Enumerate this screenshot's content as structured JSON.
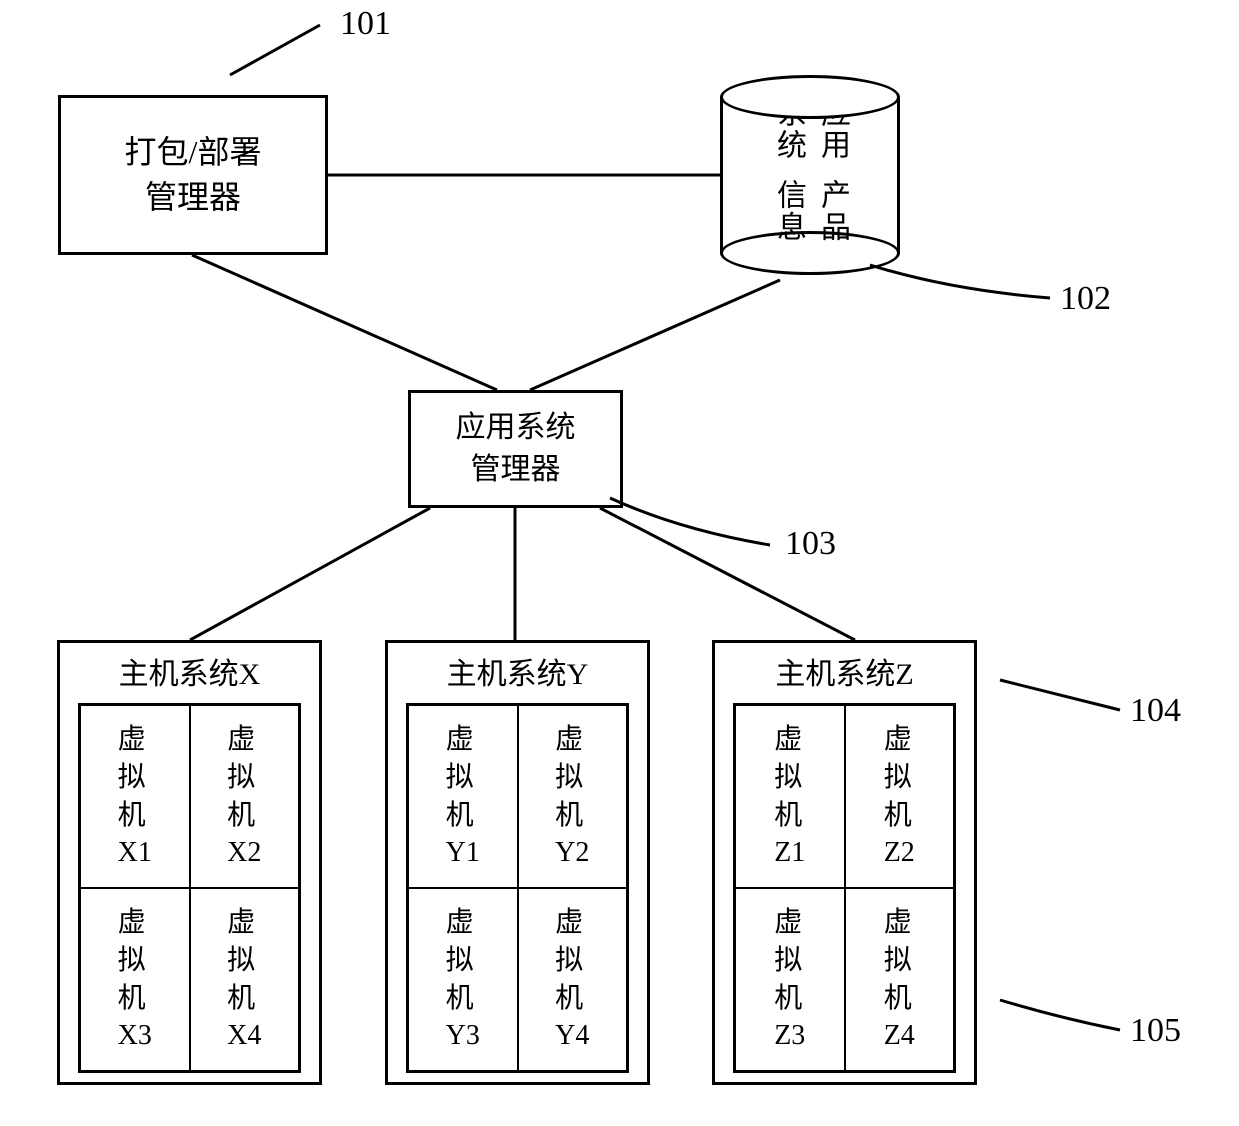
{
  "nodes": {
    "package_manager": {
      "line1": "打包/部署",
      "line2": "管理器"
    },
    "product_info": {
      "col1": "应用系统",
      "col2": "产品信息"
    },
    "app_manager": {
      "line1": "应用系统",
      "line2": "管理器"
    }
  },
  "hosts": [
    {
      "title": "主机系统X",
      "vms": [
        "虚拟机X1",
        "虚拟机X2",
        "虚拟机X3",
        "虚拟机X4"
      ]
    },
    {
      "title": "主机系统Y",
      "vms": [
        "虚拟机Y1",
        "虚拟机Y2",
        "虚拟机Y3",
        "虚拟机Y4"
      ]
    },
    {
      "title": "主机系统Z",
      "vms": [
        "虚拟机Z1",
        "虚拟机Z2",
        "虚拟机Z3",
        "虚拟机Z4"
      ]
    }
  ],
  "callouts": {
    "c101": "101",
    "c102": "102",
    "c103": "103",
    "c104": "104",
    "c105": "105"
  }
}
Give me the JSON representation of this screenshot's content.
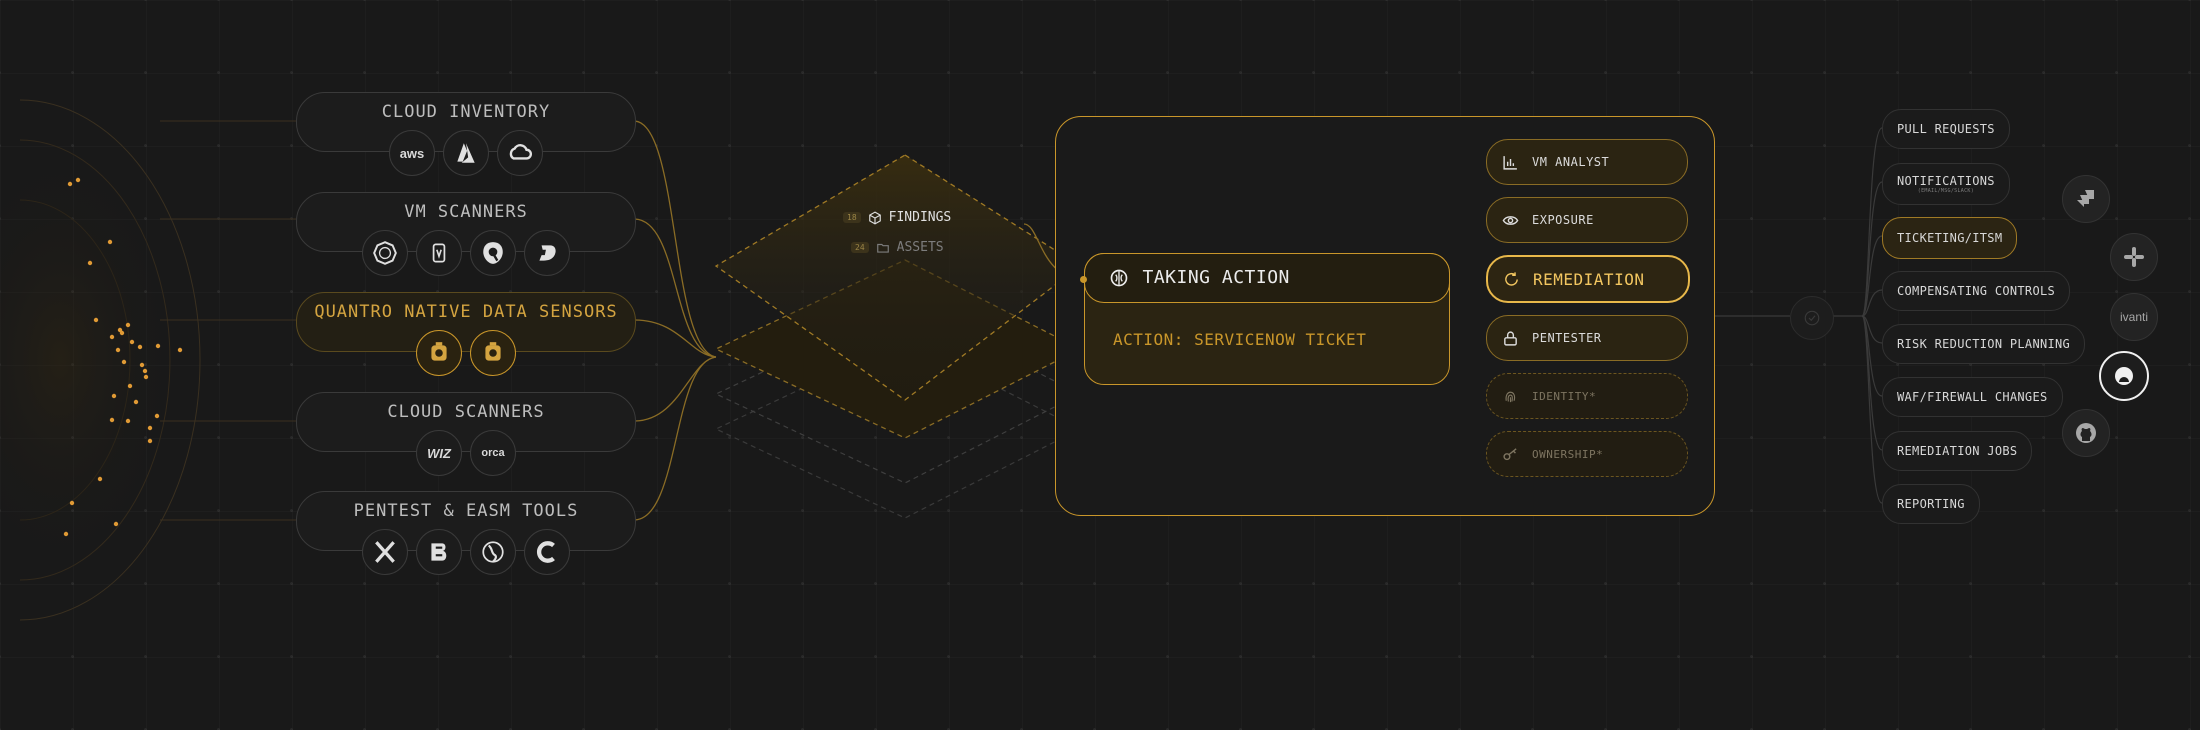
{
  "sources": [
    {
      "label": "CLOUD INVENTORY",
      "logos": [
        {
          "icon": "aws-icon",
          "text": "aws"
        },
        {
          "icon": "azure-icon",
          "text": ""
        },
        {
          "icon": "gcp-icon",
          "text": ""
        }
      ]
    },
    {
      "label": "VM SCANNERS",
      "logos": [
        {
          "icon": "tenable-icon",
          "text": ""
        },
        {
          "icon": "rapid7-icon",
          "text": ""
        },
        {
          "icon": "qualys-icon",
          "text": ""
        },
        {
          "icon": "defender-icon",
          "text": ""
        }
      ]
    },
    {
      "label": "QUANTRO NATIVE DATA SENSORS",
      "logos": [
        {
          "icon": "sensor-icon",
          "text": ""
        },
        {
          "icon": "sensor-icon",
          "text": ""
        }
      ]
    },
    {
      "label": "CLOUD SCANNERS",
      "logos": [
        {
          "icon": "wiz-icon",
          "text": "WIZ"
        },
        {
          "icon": "orca-icon",
          "text": "orca"
        }
      ]
    },
    {
      "label": "PENTEST & EASM TOOLS",
      "logos": [
        {
          "icon": "x-icon",
          "text": ""
        },
        {
          "icon": "b-icon",
          "text": ""
        },
        {
          "icon": "globe-icon",
          "text": ""
        },
        {
          "icon": "c-icon",
          "text": ""
        }
      ]
    }
  ],
  "findings": {
    "count": "18",
    "label": "FINDINGS"
  },
  "assets": {
    "count": "24",
    "label": "ASSETS"
  },
  "action": {
    "title": "TAKING ACTION",
    "subtitle": "ACTION: SERVICENOW TICKET"
  },
  "agents": [
    {
      "label": "VM ANALYST",
      "icon": "bar-chart-icon",
      "state": "normal"
    },
    {
      "label": "EXPOSURE",
      "icon": "eye-icon",
      "state": "normal"
    },
    {
      "label": "REMEDIATION",
      "icon": "refresh-icon",
      "state": "active"
    },
    {
      "label": "PENTESTER",
      "icon": "lock-icon",
      "state": "normal"
    },
    {
      "label": "IDENTITY*",
      "icon": "fingerprint-icon",
      "state": "dashed"
    },
    {
      "label": "OWNERSHIP*",
      "icon": "key-icon",
      "state": "dashed"
    }
  ],
  "outputs": [
    {
      "label": "PULL REQUESTS",
      "highlight": false
    },
    {
      "label": "NOTIFICATIONS",
      "highlight": false,
      "sub": "(EMAIL/MSG/SLACK)"
    },
    {
      "label": "TICKETING/ITSM",
      "highlight": true
    },
    {
      "label": "COMPENSATING CONTROLS",
      "highlight": false
    },
    {
      "label": "RISK REDUCTION PLANNING",
      "highlight": false
    },
    {
      "label": "WAF/FIREWALL CHANGES",
      "highlight": false
    },
    {
      "label": "REMEDIATION JOBS",
      "highlight": false
    },
    {
      "label": "REPORTING",
      "highlight": false
    }
  ],
  "integrations": [
    {
      "icon": "jira-icon",
      "text": ""
    },
    {
      "icon": "slack-icon",
      "text": ""
    },
    {
      "icon": "ivanti-icon",
      "text": "ivanti"
    },
    {
      "icon": "servicenow-icon",
      "text": ""
    },
    {
      "icon": "github-icon",
      "text": ""
    }
  ],
  "colors": {
    "accent": "#c9962a",
    "highlight": "#e8b84a",
    "background": "#191919"
  }
}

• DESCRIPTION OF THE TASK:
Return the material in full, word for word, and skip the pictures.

• EXERCISE SOLUTION:
Enumerate this screenshot's content as structured JSON.
{
  "nodes": {
    "package_manager": {
      "line1": "打包/部署",
      "line2": "管理器"
    },
    "product_info": {
      "col1": "应用系统",
      "col2": "产品信息"
    },
    "app_manager": {
      "line1": "应用系统",
      "line2": "管理器"
    }
  },
  "hosts": [
    {
      "title": "主机系统X",
      "vms": [
        "虚拟机X1",
        "虚拟机X2",
        "虚拟机X3",
        "虚拟机X4"
      ]
    },
    {
      "title": "主机系统Y",
      "vms": [
        "虚拟机Y1",
        "虚拟机Y2",
        "虚拟机Y3",
        "虚拟机Y4"
      ]
    },
    {
      "title": "主机系统Z",
      "vms": [
        "虚拟机Z1",
        "虚拟机Z2",
        "虚拟机Z3",
        "虚拟机Z4"
      ]
    }
  ],
  "callouts": {
    "c101": "101",
    "c102": "102",
    "c103": "103",
    "c104": "104",
    "c105": "105"
  }
}
Give me the JSON representation of this screenshot's content.
{
  "sources": [
    {
      "label": "CLOUD INVENTORY",
      "logos": [
        {
          "icon": "aws-icon",
          "text": "aws"
        },
        {
          "icon": "azure-icon",
          "text": ""
        },
        {
          "icon": "gcp-icon",
          "text": ""
        }
      ]
    },
    {
      "label": "VM SCANNERS",
      "logos": [
        {
          "icon": "tenable-icon",
          "text": ""
        },
        {
          "icon": "rapid7-icon",
          "text": ""
        },
        {
          "icon": "qualys-icon",
          "text": ""
        },
        {
          "icon": "defender-icon",
          "text": ""
        }
      ]
    },
    {
      "label": "QUANTRO NATIVE DATA SENSORS",
      "logos": [
        {
          "icon": "sensor-icon",
          "text": ""
        },
        {
          "icon": "sensor-icon",
          "text": ""
        }
      ]
    },
    {
      "label": "CLOUD SCANNERS",
      "logos": [
        {
          "icon": "wiz-icon",
          "text": "WIZ"
        },
        {
          "icon": "orca-icon",
          "text": "orca"
        }
      ]
    },
    {
      "label": "PENTEST & EASM TOOLS",
      "logos": [
        {
          "icon": "x-icon",
          "text": ""
        },
        {
          "icon": "b-icon",
          "text": ""
        },
        {
          "icon": "globe-icon",
          "text": ""
        },
        {
          "icon": "c-icon",
          "text": ""
        }
      ]
    }
  ],
  "findings": {
    "count": "18",
    "label": "FINDINGS"
  },
  "assets": {
    "count": "24",
    "label": "ASSETS"
  },
  "action": {
    "title": "TAKING ACTION",
    "subtitle": "ACTION: SERVICENOW TICKET"
  },
  "agents": [
    {
      "label": "VM ANALYST",
      "icon": "bar-chart-icon",
      "state": "normal"
    },
    {
      "label": "EXPOSURE",
      "icon": "eye-icon",
      "state": "normal"
    },
    {
      "label": "REMEDIATION",
      "icon": "refresh-icon",
      "state": "active"
    },
    {
      "label": "PENTESTER",
      "icon": "lock-icon",
      "state": "normal"
    },
    {
      "label": "IDENTITY*",
      "icon": "fingerprint-icon",
      "state": "dashed"
    },
    {
      "label": "OWNERSHIP*",
      "icon": "key-icon",
      "state": "dashed"
    }
  ],
  "outputs": [
    {
      "label": "PULL REQUESTS",
      "highlight": false
    },
    {
      "label": "NOTIFICATIONS",
      "highlight": false,
      "sub": "(EMAIL/MSG/SLACK)"
    },
    {
      "label": "TICKETING/ITSM",
      "highlight": true
    },
    {
      "label": "COMPENSATING CONTROLS",
      "highlight": false
    },
    {
      "label": "RISK REDUCTION PLANNING",
      "highlight": false
    },
    {
      "label": "WAF/FIREWALL CHANGES",
      "highlight": false
    },
    {
      "label": "REMEDIATION JOBS",
      "highlight": false
    },
    {
      "label": "REPORTING",
      "highlight": false
    }
  ],
  "integrations": [
    {
      "icon": "jira-icon",
      "text": ""
    },
    {
      "icon": "slack-icon",
      "text": ""
    },
    {
      "icon": "ivanti-icon",
      "text": "ivanti"
    },
    {
      "icon": "servicenow-icon",
      "text": ""
    },
    {
      "icon": "github-icon",
      "text": ""
    }
  ],
  "colors": {
    "accent": "#c9962a",
    "highlight": "#e8b84a",
    "background": "#191919"
  }
}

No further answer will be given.